Instructions for the task: What you return should be the entries, unchanged, without their pictures.

[Collected data entries]
###

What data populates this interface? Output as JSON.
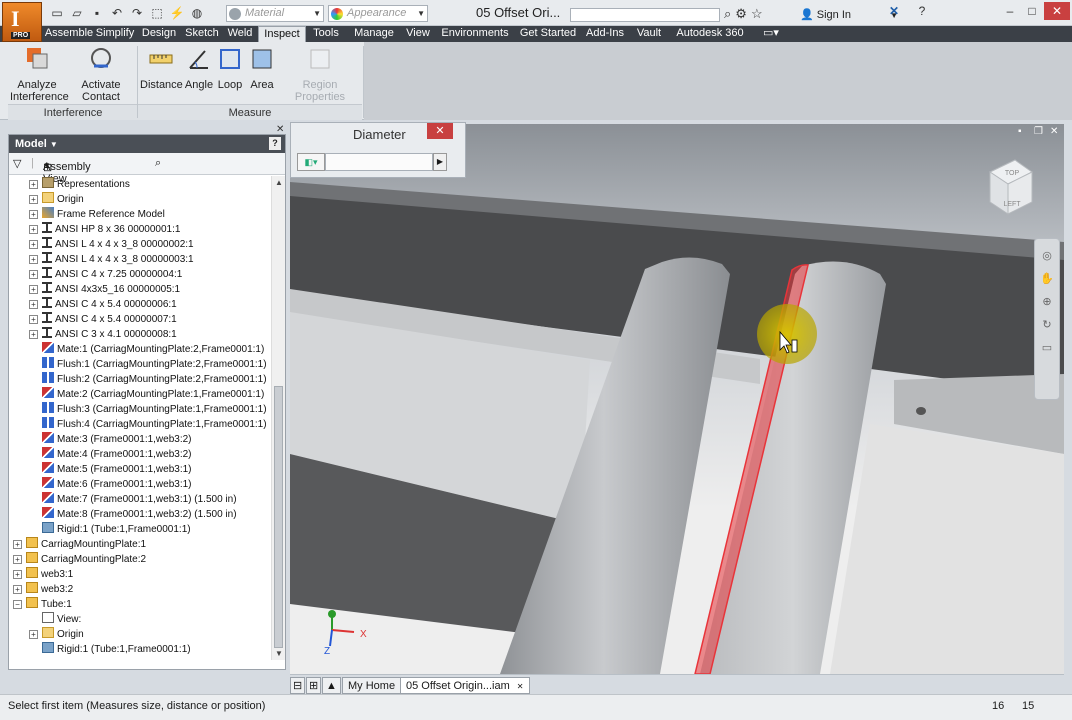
{
  "title": {
    "document": "05 Offset Ori...",
    "material_placeholder": "Material",
    "appearance_placeholder": "Appearance",
    "sign_in": "Sign In",
    "app_badge": "PRO"
  },
  "menu_tabs": [
    "Assemble",
    "Simplify",
    "Design",
    "Sketch",
    "Weld",
    "Inspect",
    "Tools",
    "Manage",
    "View",
    "Environments",
    "Get Started",
    "Add-Ins",
    "Vault",
    "Autodesk 360"
  ],
  "active_tab": "Inspect",
  "ribbon": {
    "interference": {
      "label": "Interference",
      "buttons": [
        {
          "line1": "Analyze",
          "line2": "Interference"
        },
        {
          "line1": "Activate",
          "line2": "Contact Solver"
        }
      ]
    },
    "measure": {
      "label": "Measure",
      "buttons": [
        "Distance",
        "Angle",
        "Loop",
        "Area"
      ],
      "disabled_button": "Region Properties"
    }
  },
  "browser": {
    "header": "Model",
    "view_label": "Assembly View",
    "help": "?",
    "items": [
      {
        "text": "Representations",
        "icon": "rep",
        "level": 2,
        "exp": "+"
      },
      {
        "text": "Origin",
        "icon": "folder",
        "level": 2,
        "exp": "+"
      },
      {
        "text": "Frame Reference Model",
        "icon": "frame",
        "level": 2,
        "exp": "+"
      },
      {
        "text": "ANSI HP 8 x 36 00000001:1",
        "icon": "ibeam",
        "level": 2,
        "exp": "+"
      },
      {
        "text": "ANSI L 4 x 4 x 3_8 00000002:1",
        "icon": "ibeam",
        "level": 2,
        "exp": "+"
      },
      {
        "text": "ANSI L 4 x 4 x 3_8 00000003:1",
        "icon": "ibeam",
        "level": 2,
        "exp": "+"
      },
      {
        "text": "ANSI C 4 x 7.25 00000004:1",
        "icon": "ibeam",
        "level": 2,
        "exp": "+"
      },
      {
        "text": "ANSI 4x3x5_16 00000005:1",
        "icon": "ibeam",
        "level": 2,
        "exp": "+"
      },
      {
        "text": "ANSI C 4 x 5.4 00000006:1",
        "icon": "ibeam",
        "level": 2,
        "exp": "+"
      },
      {
        "text": "ANSI C 4 x 5.4 00000007:1",
        "icon": "ibeam",
        "level": 2,
        "exp": "+"
      },
      {
        "text": "ANSI C 3 x 4.1 00000008:1",
        "icon": "ibeam",
        "level": 2,
        "exp": "+"
      },
      {
        "text": "Mate:1 (CarriagMountingPlate:2,Frame0001:1)",
        "icon": "mate",
        "level": 2,
        "exp": ""
      },
      {
        "text": "Flush:1 (CarriagMountingPlate:2,Frame0001:1)",
        "icon": "flush",
        "level": 2,
        "exp": ""
      },
      {
        "text": "Flush:2 (CarriagMountingPlate:2,Frame0001:1)",
        "icon": "flush",
        "level": 2,
        "exp": ""
      },
      {
        "text": "Mate:2 (CarriagMountingPlate:1,Frame0001:1)",
        "icon": "mate",
        "level": 2,
        "exp": ""
      },
      {
        "text": "Flush:3 (CarriagMountingPlate:1,Frame0001:1)",
        "icon": "flush",
        "level": 2,
        "exp": ""
      },
      {
        "text": "Flush:4 (CarriagMountingPlate:1,Frame0001:1)",
        "icon": "flush",
        "level": 2,
        "exp": ""
      },
      {
        "text": "Mate:3 (Frame0001:1,web3:2)",
        "icon": "mate",
        "level": 2,
        "exp": ""
      },
      {
        "text": "Mate:4 (Frame0001:1,web3:2)",
        "icon": "mate",
        "level": 2,
        "exp": ""
      },
      {
        "text": "Mate:5 (Frame0001:1,web3:1)",
        "icon": "mate",
        "level": 2,
        "exp": ""
      },
      {
        "text": "Mate:6 (Frame0001:1,web3:1)",
        "icon": "mate",
        "level": 2,
        "exp": ""
      },
      {
        "text": "Mate:7 (Frame0001:1,web3:1) (1.500 in)",
        "icon": "mate",
        "level": 2,
        "exp": ""
      },
      {
        "text": "Mate:8 (Frame0001:1,web3:2) (1.500 in)",
        "icon": "mate",
        "level": 2,
        "exp": ""
      },
      {
        "text": "Rigid:1 (Tube:1,Frame0001:1)",
        "icon": "rigid",
        "level": 2,
        "exp": ""
      },
      {
        "text": "CarriagMountingPlate:1",
        "icon": "part",
        "level": 1,
        "exp": "+"
      },
      {
        "text": "CarriagMountingPlate:2",
        "icon": "part",
        "level": 1,
        "exp": "+"
      },
      {
        "text": "web3:1",
        "icon": "part",
        "level": 1,
        "exp": "+"
      },
      {
        "text": "web3:2",
        "icon": "part",
        "level": 1,
        "exp": "+"
      },
      {
        "text": "Tube:1",
        "icon": "part",
        "level": 1,
        "exp": "−"
      },
      {
        "text": "View:",
        "icon": "view",
        "level": 2,
        "exp": ""
      },
      {
        "text": "Origin",
        "icon": "folder",
        "level": 2,
        "exp": "+"
      },
      {
        "text": "Rigid:1 (Tube:1,Frame0001:1)",
        "icon": "rigid",
        "level": 2,
        "exp": ""
      }
    ]
  },
  "mini_dialog": {
    "title": "Diameter",
    "value": ""
  },
  "viewcube": {
    "top": "TOP",
    "left": "LEFT"
  },
  "triad": {
    "x": "X",
    "y": "Y",
    "z": "Z"
  },
  "doc_tabs": [
    "My Home",
    "05 Offset Origin...iam"
  ],
  "status": {
    "message": "Select first item (Measures size, distance or position)",
    "num1": "16",
    "num2": "15"
  },
  "colors": {
    "highlight": "#e8343a",
    "accent": "#d36f1f",
    "menubar": "#3b4047"
  }
}
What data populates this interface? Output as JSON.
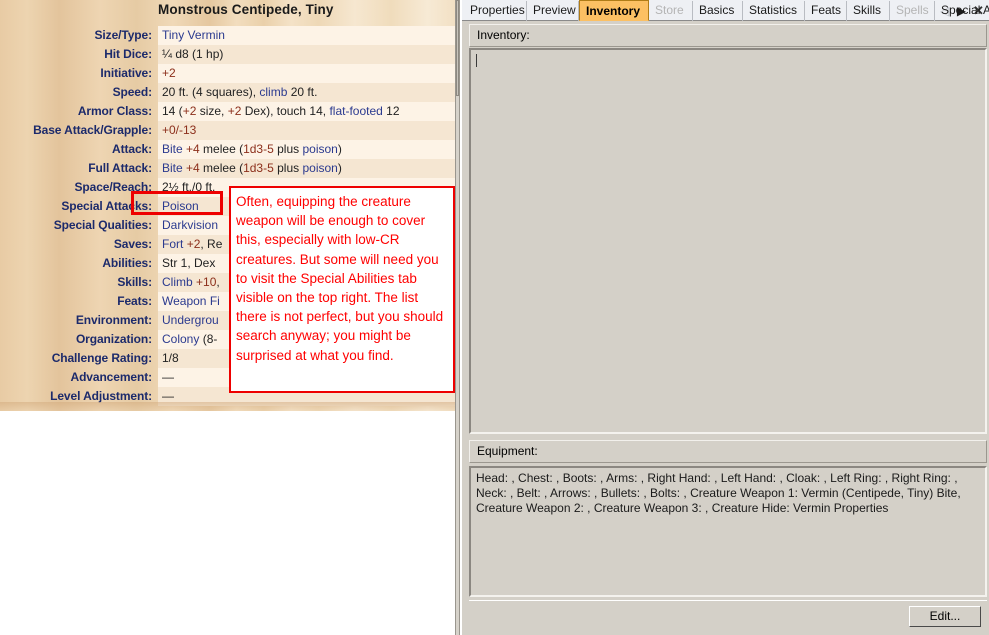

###

Result:
What data populates this interface? Output as JSON.
{
  "title": {
    "document": "05 Offset Ori...",
    "material_placeholder": "Material",
    "appearance_placeholder": "Appearance",
    "sign_in": "Sign In",
    "app_badge": "PRO"
  },
  "menu_tabs": [
    "Assemble",
    "Simplify",
    "Design",
    "Sketch",
    "Weld",
    "Inspect",
    "Tools",
    "Manage",
    "View",
    "Environments",
    "Get Started",
    "Add-Ins",
    "Vault",
    "Autodesk 360"
  ],
  "active_tab": "Inspect",
  "ribbon": {
    "interference": {
      "label": "Interference",
      "buttons": [
        {
          "line1": "Analyze",
          "line2": "Interference"
        },
        {
          "line1": "Activate",
          "line2": "Contact Solver"
        }
      ]
    },
    "measure": {
      "label": "Measure",
      "buttons": [
        "Distance",
        "Angle",
        "Loop",
        "Area"
      ],
      "disabled_button": "Region Properties"
    }
  },
  "browser": {
    "header": "Model",
    "view_label": "Assembly View",
    "help": "?",
    "items": [
      {
        "text": "Representations",
        "icon": "rep",
        "level": 2,
        "exp": "+"
      },
      {
        "text": "Origin",
        "icon": "folder",
        "level": 2,
        "exp": "+"
      },
      {
        "text": "Frame Reference Model",
        "icon": "frame",
        "level": 2,
        "exp": "+"
      },
      {
        "text": "ANSI HP 8 x 36 00000001:1",
        "icon": "ibeam",
        "level": 2,
        "exp": "+"
      },
      {
        "text": "ANSI L 4 x 4 x 3_8 00000002:1",
        "icon": "ibeam",
        "level": 2,
        "exp": "+"
      },
      {
        "text": "ANSI L 4 x 4 x 3_8 00000003:1",
        "icon": "ibeam",
        "level": 2,
        "exp": "+"
      },
      {
        "text": "ANSI C 4 x 7.25 00000004:1",
        "icon": "ibeam",
        "level": 2,
        "exp": "+"
      },
      {
        "text": "ANSI 4x3x5_16 00000005:1",
        "icon": "ibeam",
        "level": 2,
        "exp": "+"
      },
      {
        "text": "ANSI C 4 x 5.4 00000006:1",
        "icon": "ibeam",
        "level": 2,
        "exp": "+"
      },
      {
        "text": "ANSI C 4 x 5.4 00000007:1",
        "icon": "ibeam",
        "level": 2,
        "exp": "+"
      },
      {
        "text": "ANSI C 3 x 4.1 00000008:1",
        "icon": "ibeam",
        "level": 2,
        "exp": "+"
      },
      {
        "text": "Mate:1 (CarriagMountingPlate:2,Frame0001:1)",
        "icon": "mate",
        "level": 2,
        "exp": ""
      },
      {
        "text": "Flush:1 (CarriagMountingPlate:2,Frame0001:1)",
        "icon": "flush",
        "level": 2,
        "exp": ""
      },
      {
        "text": "Flush:2 (CarriagMountingPlate:2,Frame0001:1)",
        "icon": "flush",
        "level": 2,
        "exp": ""
      },
      {
        "text": "Mate:2 (CarriagMountingPlate:1,Frame0001:1)",
        "icon": "mate",
        "level": 2,
        "exp": ""
      },
      {
        "text": "Flush:3 (CarriagMountingPlate:1,Frame0001:1)",
        "icon": "flush",
        "level": 2,
        "exp": ""
      },
      {
        "text": "Flush:4 (CarriagMountingPlate:1,Frame0001:1)",
        "icon": "flush",
        "level": 2,
        "exp": ""
      },
      {
        "text": "Mate:3 (Frame0001:1,web3:2)",
        "icon": "mate",
        "level": 2,
        "exp": ""
      },
      {
        "text": "Mate:4 (Frame0001:1,web3:2)",
        "icon": "mate",
        "level": 2,
        "exp": ""
      },
      {
        "text": "Mate:5 (Frame0001:1,web3:1)",
        "icon": "mate",
        "level": 2,
        "exp": ""
      },
      {
        "text": "Mate:6 (Frame0001:1,web3:1)",
        "icon": "mate",
        "level": 2,
        "exp": ""
      },
      {
        "text": "Mate:7 (Frame0001:1,web3:1) (1.500 in)",
        "icon": "mate",
        "level": 2,
        "exp": ""
      },
      {
        "text": "Mate:8 (Frame0001:1,web3:2) (1.500 in)",
        "icon": "mate",
        "level": 2,
        "exp": ""
      },
      {
        "text": "Rigid:1 (Tube:1,Frame0001:1)",
        "icon": "rigid",
        "level": 2,
        "exp": ""
      },
      {
        "text": "CarriagMountingPlate:1",
        "icon": "part",
        "level": 1,
        "exp": "+"
      },
      {
        "text": "CarriagMountingPlate:2",
        "icon": "part",
        "level": 1,
        "exp": "+"
      },
      {
        "text": "web3:1",
        "icon": "part",
        "level": 1,
        "exp": "+"
      },
      {
        "text": "web3:2",
        "icon": "part",
        "level": 1,
        "exp": "+"
      },
      {
        "text": "Tube:1",
        "icon": "part",
        "level": 1,
        "exp": "−"
      },
      {
        "text": "View:",
        "icon": "view",
        "level": 2,
        "exp": ""
      },
      {
        "text": "Origin",
        "icon": "folder",
        "level": 2,
        "exp": "+"
      },
      {
        "text": "Rigid:1 (Tube:1,Frame0001:1)",
        "icon": "rigid",
        "level": 2,
        "exp": ""
      }
    ]
  },
  "mini_dialog": {
    "title": "Diameter",
    "value": ""
  },
  "viewcube": {
    "top": "TOP",
    "left": "LEFT"
  },
  "triad": {
    "x": "X",
    "y": "Y",
    "z": "Z"
  },
  "doc_tabs": [
    "My Home",
    "05 Offset Origin...iam"
  ],
  "status": {
    "message": "Select first item (Measures size, distance or position)",
    "num1": "16",
    "num2": "15"
  },
  "colors": {
    "highlight": "#e8343a",
    "accent": "#d36f1f",
    "menubar": "#3b4047"
  }
}
What data populates this interface? Output as JSON.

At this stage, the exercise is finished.